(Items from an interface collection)
######
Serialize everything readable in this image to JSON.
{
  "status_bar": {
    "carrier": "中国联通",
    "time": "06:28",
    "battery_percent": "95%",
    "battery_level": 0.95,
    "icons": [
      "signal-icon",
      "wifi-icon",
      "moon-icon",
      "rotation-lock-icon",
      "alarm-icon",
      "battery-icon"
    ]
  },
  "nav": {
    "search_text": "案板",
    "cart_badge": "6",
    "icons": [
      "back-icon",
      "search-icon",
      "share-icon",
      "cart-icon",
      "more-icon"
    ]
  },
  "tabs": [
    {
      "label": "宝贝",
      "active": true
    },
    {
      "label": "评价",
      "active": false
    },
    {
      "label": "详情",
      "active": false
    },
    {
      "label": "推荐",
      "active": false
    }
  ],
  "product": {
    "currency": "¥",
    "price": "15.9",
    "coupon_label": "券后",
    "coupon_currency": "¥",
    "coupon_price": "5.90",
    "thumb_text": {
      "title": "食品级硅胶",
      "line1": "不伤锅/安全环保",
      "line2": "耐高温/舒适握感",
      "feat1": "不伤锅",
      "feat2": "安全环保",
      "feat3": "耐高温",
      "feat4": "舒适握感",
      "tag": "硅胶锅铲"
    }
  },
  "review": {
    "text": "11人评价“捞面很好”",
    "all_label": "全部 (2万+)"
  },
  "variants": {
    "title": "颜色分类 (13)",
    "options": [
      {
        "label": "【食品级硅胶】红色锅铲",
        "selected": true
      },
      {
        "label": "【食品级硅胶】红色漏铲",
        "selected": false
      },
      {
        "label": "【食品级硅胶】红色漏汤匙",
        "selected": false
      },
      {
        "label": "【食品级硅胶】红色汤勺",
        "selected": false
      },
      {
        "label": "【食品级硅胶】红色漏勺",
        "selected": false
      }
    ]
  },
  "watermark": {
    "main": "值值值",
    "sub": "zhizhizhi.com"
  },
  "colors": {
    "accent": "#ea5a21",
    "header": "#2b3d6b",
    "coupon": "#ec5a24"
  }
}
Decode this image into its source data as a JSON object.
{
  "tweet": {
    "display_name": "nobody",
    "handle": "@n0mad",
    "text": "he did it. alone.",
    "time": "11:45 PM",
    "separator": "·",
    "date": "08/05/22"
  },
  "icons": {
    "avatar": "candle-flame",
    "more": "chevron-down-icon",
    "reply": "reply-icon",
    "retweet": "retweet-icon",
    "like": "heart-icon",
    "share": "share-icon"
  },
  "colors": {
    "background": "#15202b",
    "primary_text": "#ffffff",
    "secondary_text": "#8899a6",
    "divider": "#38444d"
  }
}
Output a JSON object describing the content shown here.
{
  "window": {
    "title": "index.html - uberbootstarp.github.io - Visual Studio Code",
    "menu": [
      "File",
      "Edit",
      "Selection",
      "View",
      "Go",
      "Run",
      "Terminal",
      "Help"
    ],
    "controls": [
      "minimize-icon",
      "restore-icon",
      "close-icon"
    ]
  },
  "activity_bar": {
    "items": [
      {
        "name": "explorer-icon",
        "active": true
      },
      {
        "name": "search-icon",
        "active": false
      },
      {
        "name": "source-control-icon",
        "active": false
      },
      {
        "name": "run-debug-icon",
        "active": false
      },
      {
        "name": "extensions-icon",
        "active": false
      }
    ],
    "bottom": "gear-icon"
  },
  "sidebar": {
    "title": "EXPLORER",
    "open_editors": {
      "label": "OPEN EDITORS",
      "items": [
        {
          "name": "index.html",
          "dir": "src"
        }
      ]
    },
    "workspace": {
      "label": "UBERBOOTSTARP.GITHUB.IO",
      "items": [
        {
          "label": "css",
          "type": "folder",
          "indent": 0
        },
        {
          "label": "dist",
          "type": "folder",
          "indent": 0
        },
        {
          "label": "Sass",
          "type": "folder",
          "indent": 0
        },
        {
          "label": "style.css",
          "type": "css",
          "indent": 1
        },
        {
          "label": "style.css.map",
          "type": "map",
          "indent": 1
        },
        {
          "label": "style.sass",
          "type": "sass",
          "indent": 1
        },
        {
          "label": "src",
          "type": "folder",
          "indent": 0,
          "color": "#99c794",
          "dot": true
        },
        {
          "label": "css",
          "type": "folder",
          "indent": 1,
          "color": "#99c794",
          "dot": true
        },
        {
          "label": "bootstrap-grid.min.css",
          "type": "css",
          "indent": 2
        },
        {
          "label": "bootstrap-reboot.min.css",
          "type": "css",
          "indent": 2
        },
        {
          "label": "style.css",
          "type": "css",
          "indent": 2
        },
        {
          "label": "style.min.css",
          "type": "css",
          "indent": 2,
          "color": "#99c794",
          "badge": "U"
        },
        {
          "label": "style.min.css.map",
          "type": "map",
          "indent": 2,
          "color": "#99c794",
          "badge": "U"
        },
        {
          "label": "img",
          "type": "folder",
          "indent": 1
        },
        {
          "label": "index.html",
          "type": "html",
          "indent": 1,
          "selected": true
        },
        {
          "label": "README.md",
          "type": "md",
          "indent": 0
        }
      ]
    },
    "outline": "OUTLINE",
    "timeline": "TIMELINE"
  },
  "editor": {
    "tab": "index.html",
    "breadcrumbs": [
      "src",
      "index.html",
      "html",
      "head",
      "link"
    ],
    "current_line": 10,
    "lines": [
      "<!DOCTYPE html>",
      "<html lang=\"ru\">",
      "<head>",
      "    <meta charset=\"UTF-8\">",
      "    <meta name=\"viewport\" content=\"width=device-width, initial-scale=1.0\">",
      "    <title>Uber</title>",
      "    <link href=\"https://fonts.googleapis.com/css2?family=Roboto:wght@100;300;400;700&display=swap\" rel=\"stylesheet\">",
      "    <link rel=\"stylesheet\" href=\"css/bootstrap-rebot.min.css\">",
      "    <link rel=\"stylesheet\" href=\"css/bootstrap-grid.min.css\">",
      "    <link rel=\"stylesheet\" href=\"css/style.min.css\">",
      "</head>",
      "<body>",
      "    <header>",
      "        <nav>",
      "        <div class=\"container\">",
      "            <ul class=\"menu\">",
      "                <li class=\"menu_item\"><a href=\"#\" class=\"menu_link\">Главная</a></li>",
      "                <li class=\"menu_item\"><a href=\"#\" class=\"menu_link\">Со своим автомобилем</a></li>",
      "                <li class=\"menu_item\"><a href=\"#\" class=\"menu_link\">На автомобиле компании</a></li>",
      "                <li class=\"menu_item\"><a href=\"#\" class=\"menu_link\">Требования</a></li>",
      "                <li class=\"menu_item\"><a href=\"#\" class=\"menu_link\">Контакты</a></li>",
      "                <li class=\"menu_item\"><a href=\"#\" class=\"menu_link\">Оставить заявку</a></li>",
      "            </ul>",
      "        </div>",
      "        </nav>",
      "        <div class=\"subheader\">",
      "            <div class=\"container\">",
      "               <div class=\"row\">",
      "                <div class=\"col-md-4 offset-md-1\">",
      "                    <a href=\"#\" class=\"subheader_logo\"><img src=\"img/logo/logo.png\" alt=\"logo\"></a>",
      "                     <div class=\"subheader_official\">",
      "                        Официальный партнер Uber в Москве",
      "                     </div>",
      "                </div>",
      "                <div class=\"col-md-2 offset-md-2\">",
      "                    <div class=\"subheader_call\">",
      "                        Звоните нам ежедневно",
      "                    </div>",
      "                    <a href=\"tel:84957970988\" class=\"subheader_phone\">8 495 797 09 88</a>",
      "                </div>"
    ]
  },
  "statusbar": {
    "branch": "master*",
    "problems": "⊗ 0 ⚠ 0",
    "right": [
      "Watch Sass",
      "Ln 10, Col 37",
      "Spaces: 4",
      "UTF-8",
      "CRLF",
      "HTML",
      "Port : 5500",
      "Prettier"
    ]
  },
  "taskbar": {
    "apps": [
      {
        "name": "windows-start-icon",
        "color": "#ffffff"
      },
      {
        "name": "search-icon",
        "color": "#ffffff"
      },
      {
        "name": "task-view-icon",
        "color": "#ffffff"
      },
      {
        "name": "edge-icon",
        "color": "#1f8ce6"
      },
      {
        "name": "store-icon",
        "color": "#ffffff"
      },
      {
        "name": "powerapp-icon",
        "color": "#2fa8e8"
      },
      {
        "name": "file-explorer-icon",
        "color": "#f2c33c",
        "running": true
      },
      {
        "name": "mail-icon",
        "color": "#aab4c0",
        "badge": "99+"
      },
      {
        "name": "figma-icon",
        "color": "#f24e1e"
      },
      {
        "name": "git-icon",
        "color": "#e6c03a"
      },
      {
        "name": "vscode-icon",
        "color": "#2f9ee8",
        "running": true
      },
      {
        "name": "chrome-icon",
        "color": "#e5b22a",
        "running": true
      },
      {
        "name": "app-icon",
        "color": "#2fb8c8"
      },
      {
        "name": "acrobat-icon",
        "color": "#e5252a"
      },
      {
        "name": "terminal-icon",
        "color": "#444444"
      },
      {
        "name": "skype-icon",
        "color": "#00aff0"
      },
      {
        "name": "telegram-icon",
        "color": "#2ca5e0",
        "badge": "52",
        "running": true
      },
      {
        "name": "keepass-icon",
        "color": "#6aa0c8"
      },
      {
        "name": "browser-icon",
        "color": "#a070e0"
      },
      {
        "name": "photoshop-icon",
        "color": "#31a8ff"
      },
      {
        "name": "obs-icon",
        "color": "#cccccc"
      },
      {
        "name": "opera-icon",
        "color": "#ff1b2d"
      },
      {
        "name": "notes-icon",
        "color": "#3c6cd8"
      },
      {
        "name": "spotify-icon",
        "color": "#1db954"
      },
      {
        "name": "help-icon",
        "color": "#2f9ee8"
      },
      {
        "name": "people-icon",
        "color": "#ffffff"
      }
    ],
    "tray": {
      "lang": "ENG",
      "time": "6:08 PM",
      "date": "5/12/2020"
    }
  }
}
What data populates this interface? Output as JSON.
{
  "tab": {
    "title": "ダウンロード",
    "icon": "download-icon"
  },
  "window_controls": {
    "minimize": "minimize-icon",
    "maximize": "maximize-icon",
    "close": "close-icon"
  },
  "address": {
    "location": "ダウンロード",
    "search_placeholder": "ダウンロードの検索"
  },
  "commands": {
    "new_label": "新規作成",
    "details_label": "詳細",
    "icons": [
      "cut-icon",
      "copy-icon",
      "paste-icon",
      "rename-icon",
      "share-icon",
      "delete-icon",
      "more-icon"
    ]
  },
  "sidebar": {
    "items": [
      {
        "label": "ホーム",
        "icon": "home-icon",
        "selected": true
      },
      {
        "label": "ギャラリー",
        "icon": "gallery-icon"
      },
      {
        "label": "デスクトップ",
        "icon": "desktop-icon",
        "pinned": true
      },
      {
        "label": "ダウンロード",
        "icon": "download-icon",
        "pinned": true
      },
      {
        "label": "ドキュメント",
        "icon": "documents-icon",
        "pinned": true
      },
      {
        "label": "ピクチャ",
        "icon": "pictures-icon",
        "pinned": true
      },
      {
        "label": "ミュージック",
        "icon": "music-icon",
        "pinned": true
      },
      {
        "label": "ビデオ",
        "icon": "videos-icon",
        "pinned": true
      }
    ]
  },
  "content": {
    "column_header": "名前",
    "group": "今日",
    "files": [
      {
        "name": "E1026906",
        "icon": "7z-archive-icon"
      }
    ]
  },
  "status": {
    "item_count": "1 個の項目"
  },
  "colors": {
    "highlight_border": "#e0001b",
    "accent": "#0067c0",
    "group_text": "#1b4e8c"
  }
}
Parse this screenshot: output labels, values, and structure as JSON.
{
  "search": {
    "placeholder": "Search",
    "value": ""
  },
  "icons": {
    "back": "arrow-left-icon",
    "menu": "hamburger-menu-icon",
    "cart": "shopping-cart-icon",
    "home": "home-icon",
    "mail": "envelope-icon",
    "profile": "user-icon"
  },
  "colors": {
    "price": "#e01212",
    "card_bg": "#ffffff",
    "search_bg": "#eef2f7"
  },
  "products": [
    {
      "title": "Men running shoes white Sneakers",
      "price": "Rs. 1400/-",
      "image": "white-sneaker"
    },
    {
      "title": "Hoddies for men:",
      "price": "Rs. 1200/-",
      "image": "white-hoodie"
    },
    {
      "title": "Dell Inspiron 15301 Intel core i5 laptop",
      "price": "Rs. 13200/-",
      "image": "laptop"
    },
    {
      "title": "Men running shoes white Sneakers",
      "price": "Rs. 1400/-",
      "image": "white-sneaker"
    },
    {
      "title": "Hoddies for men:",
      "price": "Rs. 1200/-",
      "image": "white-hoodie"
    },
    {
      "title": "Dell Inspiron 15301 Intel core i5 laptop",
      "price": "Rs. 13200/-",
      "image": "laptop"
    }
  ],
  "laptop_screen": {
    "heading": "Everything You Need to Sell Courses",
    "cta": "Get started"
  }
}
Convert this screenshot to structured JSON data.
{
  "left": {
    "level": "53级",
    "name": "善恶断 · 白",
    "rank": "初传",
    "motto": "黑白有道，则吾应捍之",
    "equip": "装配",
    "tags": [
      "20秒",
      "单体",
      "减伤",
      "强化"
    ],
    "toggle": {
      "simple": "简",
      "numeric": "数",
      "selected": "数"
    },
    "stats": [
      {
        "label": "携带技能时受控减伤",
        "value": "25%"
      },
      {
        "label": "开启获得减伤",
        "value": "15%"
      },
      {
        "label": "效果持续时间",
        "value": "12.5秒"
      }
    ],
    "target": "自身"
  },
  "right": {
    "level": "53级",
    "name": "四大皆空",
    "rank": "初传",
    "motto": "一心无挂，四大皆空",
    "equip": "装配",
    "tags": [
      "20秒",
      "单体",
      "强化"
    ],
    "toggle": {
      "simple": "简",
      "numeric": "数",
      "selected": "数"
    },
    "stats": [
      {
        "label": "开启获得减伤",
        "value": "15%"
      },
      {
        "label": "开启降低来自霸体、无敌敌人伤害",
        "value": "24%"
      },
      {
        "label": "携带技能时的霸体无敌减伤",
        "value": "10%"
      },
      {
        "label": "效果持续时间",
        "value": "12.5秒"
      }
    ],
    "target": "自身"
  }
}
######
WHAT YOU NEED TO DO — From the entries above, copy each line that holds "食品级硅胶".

YOUR SOLUTION —
      "title": "食品级硅胶",
        "label": "【食品级硅胶】红色锅铲",
        "label": "【食品级硅胶】红色漏铲",
        "label": "【食品级硅胶】红色漏汤匙",
        "label": "【食品级硅胶】红色汤勺",
        "label": "【食品级硅胶】红色漏勺",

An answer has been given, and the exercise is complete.